Florida Senate passes resolution celebrating anti-abortion pregnancy centers
The Florida Senate on Tuesday adopted a resolution that makes January 2012 ”Pregnancy Resource Center Month.” State Sen. Mike Fasano, R-New Port Richey, sponsored the legislation.
Pregnancy resource centers, also known as “crisis pregnancy centers” or CPCs, are controversial centers that seek to convince women facing unwanted pregnancies not to have abortions. These centers are often overtly religious.
Reproductive rights advocates have long accused these centers of giving women misleading information. Many CPCs disseminate medical information to women even if they are not medical facilities. Some in Florida have been found to distribute inaccurate medical information about abortion to women seeking help.
In a press release, Planned Parenthood says that “instead of praising [CPCs], the Florida Legislature should be monitoring these centers that often pretend to offer women help, and instead give women incomplete – or false – information in an effort to bully them into carrying their pregnancies to term.”
“Crisis pregnancy centers (CPCs) are not health care providers – and they should have no role in the delivery of women’s health services, including pregnancy testing,” said Judith Selzer, vice president for public policy at the Florida Alliance of Planned Parenthood Affiliates.
Two state legislators, one Democrat and one Republican, are seeking to impose regulations on the centers. State Rep. Lori Berman, D-Delray Beach, and Sen. Evelyn Lynn, R-Daytona Beach, have filed legislation that would require CPCs to protect the private medical information of women who visit them.
Planned Parenthood’s statement from today says explains that these centers “often lure women in by offering free pregnancy testing.”

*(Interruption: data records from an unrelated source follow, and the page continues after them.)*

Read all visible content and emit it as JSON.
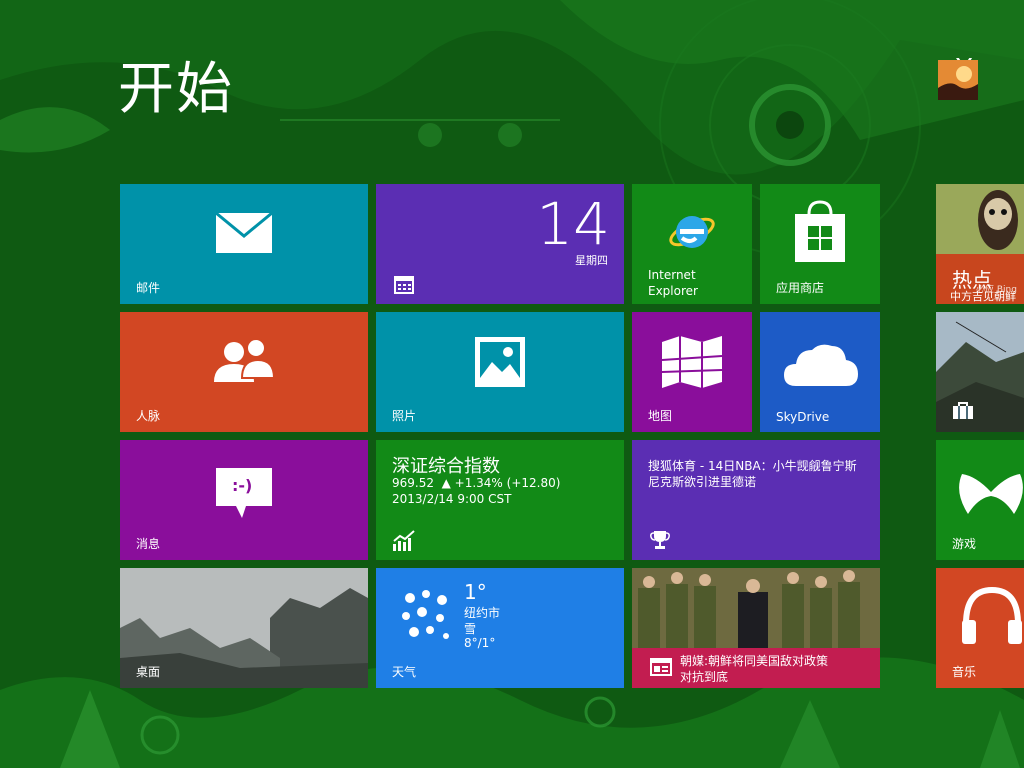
{
  "start": {
    "title": "开始"
  },
  "user": {
    "name": "Y",
    "sub": "H"
  },
  "tiles": {
    "mail": {
      "label": "邮件"
    },
    "calendar": {
      "day": "14",
      "weekday": "星期四"
    },
    "ie": {
      "label_line1": "Internet",
      "label_line2": "Explorer"
    },
    "store": {
      "label": "应用商店"
    },
    "bing": {
      "headline": "热点",
      "caption": "中方吉见朝鲜",
      "extra": "必应 Bing"
    },
    "people": {
      "label": "人脉"
    },
    "photos": {
      "label": "照片"
    },
    "maps": {
      "label": "地图"
    },
    "skydrive": {
      "label": "SkyDrive"
    },
    "travel": {},
    "messaging": {
      "label": "消息",
      "emoticon": ":-)"
    },
    "finance": {
      "title": "深证综合指数",
      "value_line": "969.52  ▲ +1.34% (+12.80)",
      "timestamp": "2013/2/14 9:00 CST"
    },
    "sports": {
      "headline": "搜狐体育 - 14日NBA：小牛觊觎鲁宁斯尼克斯欲引进里德诺"
    },
    "games": {
      "label": "游戏"
    },
    "desktop": {
      "label": "桌面"
    },
    "weather": {
      "temp": "1°",
      "city": "纽约市",
      "condition": "雪",
      "range": "8°/1°",
      "label": "天气"
    },
    "news": {
      "headline_line1": "朝媒:朝鲜将同美国敌对政策",
      "headline_line2": "对抗到底"
    },
    "music": {
      "label": "音乐"
    }
  },
  "colors": {
    "background": "#0f5a12",
    "mail": "#0092a9",
    "calendar": "#5b2eb3",
    "ie": "#128a17",
    "store": "#128a17",
    "bing": "#c8461e",
    "people": "#d24723",
    "photos": "#0092a9",
    "maps": "#8a0e9b",
    "skydrive": "#1d5bc6",
    "messaging": "#8a0e9b",
    "finance": "#128a17",
    "sports": "#5b2eb3",
    "games": "#128a17",
    "weather": "#1f7fe6",
    "news": "#c21d50",
    "music": "#d24723"
  }
}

“Once women are inside the center, women are given over-the-counter pregnancy tests and endure anti-choice propaganda,” the group explains. “Often, these centers do not have any medical professionals on site.”

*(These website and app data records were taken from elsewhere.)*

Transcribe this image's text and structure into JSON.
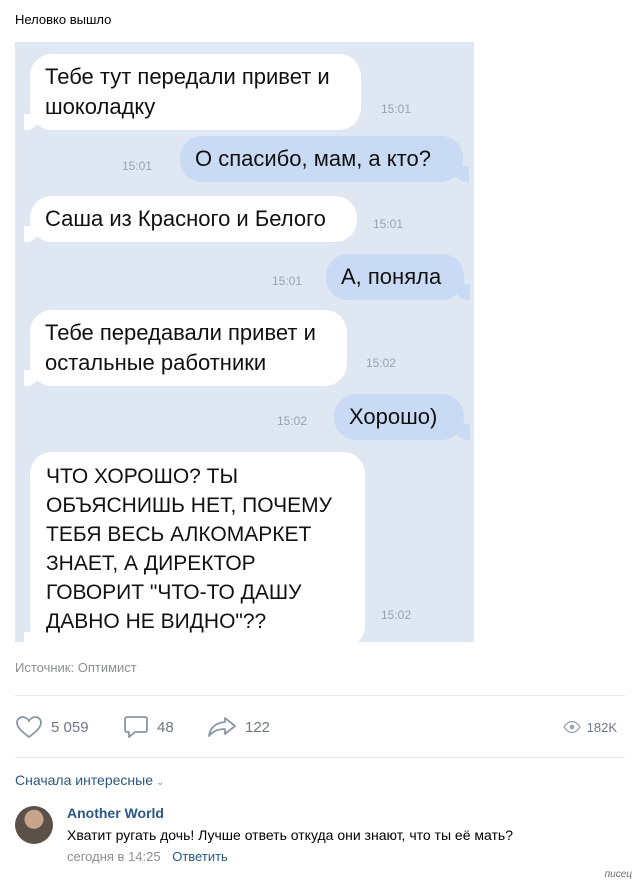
{
  "post": {
    "title": "Неловко вышло",
    "source": "Источник: Оптимист"
  },
  "messages": [
    {
      "side": "in",
      "text": "Тебе тут передали привет и шоколадку",
      "time": "15:01"
    },
    {
      "side": "out",
      "text": "О спасибо, мам, а кто?",
      "time": "15:01"
    },
    {
      "side": "in",
      "text": "Саша из Красного и Белого",
      "time": "15:01"
    },
    {
      "side": "out",
      "text": "А, поняла",
      "time": "15:01"
    },
    {
      "side": "in",
      "text": "Тебе передавали привет и остальные работники",
      "time": "15:02"
    },
    {
      "side": "out",
      "text": "Хорошо)",
      "time": "15:02"
    },
    {
      "side": "in",
      "text": "ЧТО ХОРОШО? ТЫ ОБЪЯСНИШЬ НЕТ, ПОЧЕМУ ТЕБЯ ВЕСЬ АЛКОМАРКЕТ ЗНАЕТ, А ДИРЕКТОР ГОВОРИТ \"ЧТО-ТО ДАШУ ДАВНО НЕ ВИДНО\"??",
      "time": "15:02"
    }
  ],
  "actions": {
    "likes": "5 059",
    "comments": "48",
    "shares": "122",
    "views": "182K"
  },
  "comments_sort": "Сначала интересные",
  "comment": {
    "author": "Another World",
    "text": "Хватит ругать дочь! Лучше ответь откуда они знают, что ты её мать?",
    "time": "сегодня в 14:25",
    "reply": "Ответить"
  },
  "watermark": "писец",
  "colors": {
    "chat_bg": "#dfe7f3",
    "in_bubble": "#ffffff",
    "out_bubble": "#c9daf4",
    "link": "#2a5885"
  },
  "icons": {
    "like": "heart-icon",
    "comment": "comment-icon",
    "share": "share-icon",
    "views": "eye-icon"
  }
}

“These are not medical facilities, yet their staff and volunteers gather personal and health information from women and men at a vulnerable time and that information should not be shared without their consent,” Selzer said.